* _Aim of the exercise_
Every line of the material must be written out again unchanged.

· · · · ·

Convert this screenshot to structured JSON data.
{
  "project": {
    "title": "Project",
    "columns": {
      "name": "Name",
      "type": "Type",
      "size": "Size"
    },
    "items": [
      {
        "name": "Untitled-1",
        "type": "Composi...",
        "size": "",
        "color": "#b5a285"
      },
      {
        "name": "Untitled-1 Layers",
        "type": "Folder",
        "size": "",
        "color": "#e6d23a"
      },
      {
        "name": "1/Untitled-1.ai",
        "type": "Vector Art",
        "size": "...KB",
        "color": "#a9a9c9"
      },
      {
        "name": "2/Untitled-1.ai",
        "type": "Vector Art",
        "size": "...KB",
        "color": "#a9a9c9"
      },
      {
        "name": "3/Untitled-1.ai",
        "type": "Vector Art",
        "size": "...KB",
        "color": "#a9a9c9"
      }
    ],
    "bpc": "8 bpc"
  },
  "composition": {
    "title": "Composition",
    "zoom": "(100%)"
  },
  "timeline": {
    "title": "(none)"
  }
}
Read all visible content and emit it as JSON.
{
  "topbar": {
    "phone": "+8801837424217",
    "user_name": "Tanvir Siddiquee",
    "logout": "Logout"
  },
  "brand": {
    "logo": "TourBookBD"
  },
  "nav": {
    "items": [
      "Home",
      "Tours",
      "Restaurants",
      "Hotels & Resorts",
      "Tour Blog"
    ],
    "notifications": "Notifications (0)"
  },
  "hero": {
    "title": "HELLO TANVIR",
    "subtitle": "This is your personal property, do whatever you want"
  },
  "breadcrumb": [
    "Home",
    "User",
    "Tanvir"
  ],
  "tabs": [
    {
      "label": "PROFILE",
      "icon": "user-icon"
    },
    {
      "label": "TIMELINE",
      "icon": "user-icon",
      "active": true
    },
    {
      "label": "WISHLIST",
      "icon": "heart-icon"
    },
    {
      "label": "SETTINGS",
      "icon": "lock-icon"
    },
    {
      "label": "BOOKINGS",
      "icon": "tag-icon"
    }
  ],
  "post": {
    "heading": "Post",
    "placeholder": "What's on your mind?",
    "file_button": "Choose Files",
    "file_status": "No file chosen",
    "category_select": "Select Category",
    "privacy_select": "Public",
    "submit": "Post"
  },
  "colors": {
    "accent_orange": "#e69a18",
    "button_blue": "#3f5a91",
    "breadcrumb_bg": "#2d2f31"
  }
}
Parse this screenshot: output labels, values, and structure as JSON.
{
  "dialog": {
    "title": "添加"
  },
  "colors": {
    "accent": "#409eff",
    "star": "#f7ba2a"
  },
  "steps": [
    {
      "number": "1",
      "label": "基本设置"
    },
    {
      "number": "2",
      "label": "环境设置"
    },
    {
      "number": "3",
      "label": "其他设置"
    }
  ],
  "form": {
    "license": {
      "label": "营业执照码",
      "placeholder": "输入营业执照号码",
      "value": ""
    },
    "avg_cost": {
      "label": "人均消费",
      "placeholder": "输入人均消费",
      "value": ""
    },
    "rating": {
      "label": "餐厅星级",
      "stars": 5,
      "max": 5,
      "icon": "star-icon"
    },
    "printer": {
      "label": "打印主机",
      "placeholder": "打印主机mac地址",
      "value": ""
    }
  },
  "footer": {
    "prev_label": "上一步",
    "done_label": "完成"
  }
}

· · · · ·

* _Output below_
Convert this screenshot to structured JSON data.
{
  "project": {
    "title": "Project",
    "columns": {
      "name": "Name",
      "type": "Type",
      "size": "Size"
    },
    "items": [
      {
        "name": "Untitled-1",
        "type": "Composi...",
        "size": "",
        "color": "#b5a285"
      },
      {
        "name": "Untitled-1 Layers",
        "type": "Folder",
        "size": "",
        "color": "#e6d23a"
      },
      {
        "name": "1/Untitled-1.ai",
        "type": "Vector Art",
        "size": "...KB",
        "color": "#a9a9c9"
      },
      {
        "name": "2/Untitled-1.ai",
        "type": "Vector Art",
        "size": "...KB",
        "color": "#a9a9c9"
      },
      {
        "name": "3/Untitled-1.ai",
        "type": "Vector Art",
        "size": "...KB",
        "color": "#a9a9c9"
      }
    ],
    "bpc": "8 bpc"
  },
  "composition": {
    "title": "Composition",
    "zoom": "(100%)"
  },
  "timeline": {
    "title": "(none)"
  }
}
Read all visible content and emit it as JSON.
{
  "topbar": {
    "phone": "+8801837424217",
    "user_name": "Tanvir Siddiquee",
    "logout": "Logout"
  },
  "brand": {
    "logo": "TourBookBD"
  },
  "nav": {
    "items": [
      "Home",
      "Tours",
      "Restaurants",
      "Hotels & Resorts",
      "Tour Blog"
    ],
    "notifications": "Notifications (0)"
  },
  "hero": {
    "title": "HELLO TANVIR",
    "subtitle": "This is your personal property, do whatever you want"
  },
  "breadcrumb": [
    "Home",
    "User",
    "Tanvir"
  ],
  "tabs": [
    {
      "label": "PROFILE",
      "icon": "user-icon"
    },
    {
      "label": "TIMELINE",
      "icon": "user-icon",
      "active": true
    },
    {
      "label": "WISHLIST",
      "icon": "heart-icon"
    },
    {
      "label": "SETTINGS",
      "icon": "lock-icon"
    },
    {
      "label": "BOOKINGS",
      "icon": "tag-icon"
    }
  ],
  "post": {
    "heading": "Post",
    "placeholder": "What's on your mind?",
    "file_button": "Choose Files",
    "file_status": "No file chosen",
    "category_select": "Select Category",
    "privacy_select": "Public",
    "submit": "Post"
  },
  "colors": {
    "accent_orange": "#e69a18",
    "button_blue": "#3f5a91",
    "breadcrumb_bg": "#2d2f31"
  }
}
Parse this screenshot: output labels, values, and structure as JSON.
{
  "dialog": {
    "title": "添加"
  },
  "colors": {
    "accent": "#409eff",
    "star": "#f7ba2a"
  },
  "steps": [
    {
      "number": "1",
      "label": "基本设置"
    },
    {
      "number": "2",
      "label": "环境设置"
    },
    {
      "number": "3",
      "label": "其他设置"
    }
  ],
  "form": {
    "license": {
      "label": "营业执照码",
      "placeholder": "输入营业执照号码",
      "value": ""
    },
    "avg_cost": {
      "label": "人均消费",
      "placeholder": "输入人均消费",
      "value": ""
    },
    "rating": {
      "label": "餐厅星级",
      "stars": 5,
      "max": 5,
      "icon": "star-icon"
    },
    "printer": {
      "label": "打印主机",
      "placeholder": "打印主机mac地址",
      "value": ""
    }
  },
  "footer": {
    "prev_label": "上一步",
    "done_label": "完成"
  }
}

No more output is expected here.